(INFORMATION SHOWN)

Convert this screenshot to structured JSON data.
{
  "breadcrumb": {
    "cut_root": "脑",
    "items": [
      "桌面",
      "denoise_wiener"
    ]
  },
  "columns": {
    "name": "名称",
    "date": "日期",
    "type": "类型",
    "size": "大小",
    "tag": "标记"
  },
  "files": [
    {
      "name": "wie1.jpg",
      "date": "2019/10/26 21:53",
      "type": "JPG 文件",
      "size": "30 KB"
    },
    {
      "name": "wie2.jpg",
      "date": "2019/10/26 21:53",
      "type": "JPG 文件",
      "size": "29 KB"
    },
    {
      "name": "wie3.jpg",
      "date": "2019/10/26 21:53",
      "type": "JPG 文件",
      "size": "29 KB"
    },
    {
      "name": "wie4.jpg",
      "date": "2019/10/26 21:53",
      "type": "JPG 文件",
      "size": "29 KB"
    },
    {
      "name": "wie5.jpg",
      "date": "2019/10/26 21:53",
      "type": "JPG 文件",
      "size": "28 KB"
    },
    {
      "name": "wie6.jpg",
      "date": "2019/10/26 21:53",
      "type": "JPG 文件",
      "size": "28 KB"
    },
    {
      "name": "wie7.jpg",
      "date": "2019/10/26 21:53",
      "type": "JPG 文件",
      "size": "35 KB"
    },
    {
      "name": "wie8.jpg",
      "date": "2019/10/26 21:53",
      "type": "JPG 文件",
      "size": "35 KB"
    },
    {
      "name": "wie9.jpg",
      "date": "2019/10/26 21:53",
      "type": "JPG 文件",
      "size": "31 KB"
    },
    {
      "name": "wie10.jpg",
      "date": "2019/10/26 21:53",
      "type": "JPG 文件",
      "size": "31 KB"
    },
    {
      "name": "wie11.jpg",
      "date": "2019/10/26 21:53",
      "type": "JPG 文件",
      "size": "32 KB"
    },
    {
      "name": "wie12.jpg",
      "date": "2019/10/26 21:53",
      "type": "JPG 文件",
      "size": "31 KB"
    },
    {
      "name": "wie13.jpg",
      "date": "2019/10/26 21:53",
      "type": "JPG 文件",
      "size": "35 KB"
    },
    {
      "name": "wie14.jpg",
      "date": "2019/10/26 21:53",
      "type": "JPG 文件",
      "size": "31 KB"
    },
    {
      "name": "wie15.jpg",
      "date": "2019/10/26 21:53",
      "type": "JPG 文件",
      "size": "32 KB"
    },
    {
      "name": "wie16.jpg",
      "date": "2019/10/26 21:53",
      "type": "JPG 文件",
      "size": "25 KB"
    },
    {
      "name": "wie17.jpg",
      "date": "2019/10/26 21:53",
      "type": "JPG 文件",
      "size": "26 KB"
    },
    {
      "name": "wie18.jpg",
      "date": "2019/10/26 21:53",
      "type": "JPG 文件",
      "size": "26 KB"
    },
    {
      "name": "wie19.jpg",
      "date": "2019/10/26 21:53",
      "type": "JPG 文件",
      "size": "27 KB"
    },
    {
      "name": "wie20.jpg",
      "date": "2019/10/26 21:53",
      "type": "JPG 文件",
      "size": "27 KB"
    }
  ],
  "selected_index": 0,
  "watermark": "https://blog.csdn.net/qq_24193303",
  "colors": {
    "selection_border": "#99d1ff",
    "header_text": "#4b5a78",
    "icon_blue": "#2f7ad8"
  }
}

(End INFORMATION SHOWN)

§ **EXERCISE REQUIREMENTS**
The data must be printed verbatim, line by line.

§ **RESULT OF THE EXERCISE**
Convert this screenshot to structured JSON data.
{
  "breadcrumb": {
    "cut_root": "脑",
    "items": [
      "桌面",
      "denoise_wiener"
    ]
  },
  "columns": {
    "name": "名称",
    "date": "日期",
    "type": "类型",
    "size": "大小",
    "tag": "标记"
  },
  "files": [
    {
      "name": "wie1.jpg",
      "date": "2019/10/26 21:53",
      "type": "JPG 文件",
      "size": "30 KB"
    },
    {
      "name": "wie2.jpg",
      "date": "2019/10/26 21:53",
      "type": "JPG 文件",
      "size": "29 KB"
    },
    {
      "name": "wie3.jpg",
      "date": "2019/10/26 21:53",
      "type": "JPG 文件",
      "size": "29 KB"
    },
    {
      "name": "wie4.jpg",
      "date": "2019/10/26 21:53",
      "type": "JPG 文件",
      "size": "29 KB"
    },
    {
      "name": "wie5.jpg",
      "date": "2019/10/26 21:53",
      "type": "JPG 文件",
      "size": "28 KB"
    },
    {
      "name": "wie6.jpg",
      "date": "2019/10/26 21:53",
      "type": "JPG 文件",
      "size": "28 KB"
    },
    {
      "name": "wie7.jpg",
      "date": "2019/10/26 21:53",
      "type": "JPG 文件",
      "size": "35 KB"
    },
    {
      "name": "wie8.jpg",
      "date": "2019/10/26 21:53",
      "type": "JPG 文件",
      "size": "35 KB"
    },
    {
      "name": "wie9.jpg",
      "date": "2019/10/26 21:53",
      "type": "JPG 文件",
      "size": "31 KB"
    },
    {
      "name": "wie10.jpg",
      "date": "2019/10/26 21:53",
      "type": "JPG 文件",
      "size": "31 KB"
    },
    {
      "name": "wie11.jpg",
      "date": "2019/10/26 21:53",
      "type": "JPG 文件",
      "size": "32 KB"
    },
    {
      "name": "wie12.jpg",
      "date": "2019/10/26 21:53",
      "type": "JPG 文件",
      "size": "31 KB"
    },
    {
      "name": "wie13.jpg",
      "date": "2019/10/26 21:53",
      "type": "JPG 文件",
      "size": "35 KB"
    },
    {
      "name": "wie14.jpg",
      "date": "2019/10/26 21:53",
      "type": "JPG 文件",
      "size": "31 KB"
    },
    {
      "name": "wie15.jpg",
      "date": "2019/10/26 21:53",
      "type": "JPG 文件",
      "size": "32 KB"
    },
    {
      "name": "wie16.jpg",
      "date": "2019/10/26 21:53",
      "type": "JPG 文件",
      "size": "25 KB"
    },
    {
      "name": "wie17.jpg",
      "date": "2019/10/26 21:53",
      "type": "JPG 文件",
      "size": "26 KB"
    },
    {
      "name": "wie18.jpg",
      "date": "2019/10/26 21:53",
      "type": "JPG 文件",
      "size": "26 KB"
    },
    {
      "name": "wie19.jpg",
      "date": "2019/10/26 21:53",
      "type": "JPG 文件",
      "size": "27 KB"
    },
    {
      "name": "wie20.jpg",
      "date": "2019/10/26 21:53",
      "type": "JPG 文件",
      "size": "27 KB"
    }
  ],
  "selected_index": 0,
  "watermark": "https://blog.csdn.net/qq_24193303",
  "colors": {
    "selection_border": "#99d1ff",
    "header_text": "#4b5a78",
    "icon_blue": "#2f7ad8"
  }
}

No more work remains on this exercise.